Left, the mainstay of Allied victory in Asia, the rapidly-developed Boeing B-29 Superfortress bomber, not deployed in Europe, but saved to surprise the Japanese. It had both the longer range and the capacity to carry the atomic bomb to the heart of Japan itself from bases on formerly enemy-held southern Pacific islands.
Right, the North American B-25 Mitchell bomber, strengthened with more firepower by General Kenney's great innovator, Major Paul "Pappy" Gunn, and used as a highly effective ship buster and skip bomber.
Left, the sturdy Douglas A-20 Havoc. More A-20s were procured by the USAAF than any other attack-type aircraft.

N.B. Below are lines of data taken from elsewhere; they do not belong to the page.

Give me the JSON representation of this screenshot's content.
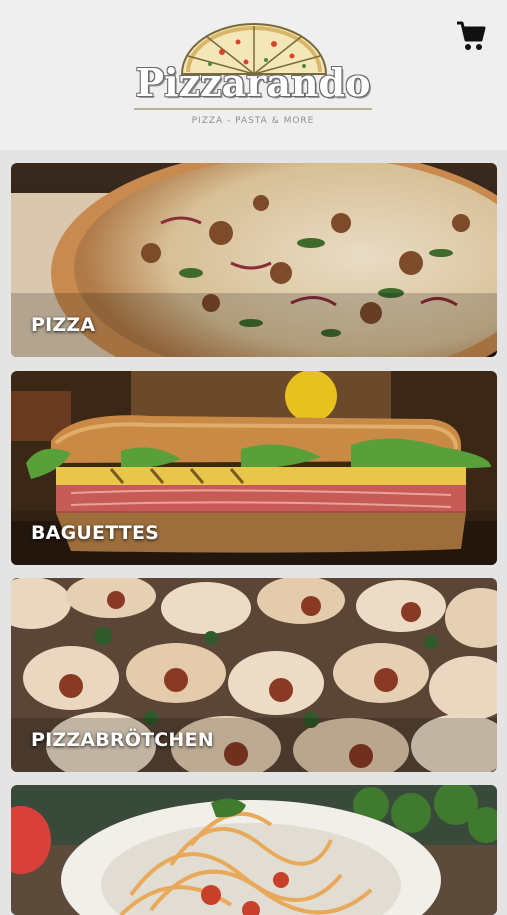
{
  "header": {
    "logo_title": "Pizzarando",
    "logo_subtitle": "PIZZA - PASTA & MORE",
    "cart_icon": "shopping-cart-icon"
  },
  "categories": [
    {
      "label": "PIZZA",
      "image": "pizza-photo"
    },
    {
      "label": "BAGUETTES",
      "image": "baguette-sandwich-photo"
    },
    {
      "label": "PIZZABRÖTCHEN",
      "image": "pizza-rolls-photo"
    },
    {
      "label": "",
      "image": "spaghetti-photo"
    }
  ],
  "colors": {
    "header_bg": "#efefef",
    "page_bg": "#e4e4e4",
    "label_text": "#ffffff"
  }
}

They saw service in Europe and North Africa but played a vital role in the Pacific dropping "parafrags" (fragmentation bombs attached to parachutes) from low altitude.
Right, the distinctively silhouetted, long-range, twin-engine Lockheed P-38 Lightning fighter. In mass production before the United States entered the war, it served escort duty in Europe, North Africa, and, as early as 1942, in the Southwest Pacific.
Left, the Curriss P-40 Warhawk fighter, associated with the exploits of the American Volunteer Group's (AVG's) famous Flying Tigers The AVG began operating from bases in western China against the Japanese before the United States entered the war. The aircraft's decorative shark's teeth are recognized the world over.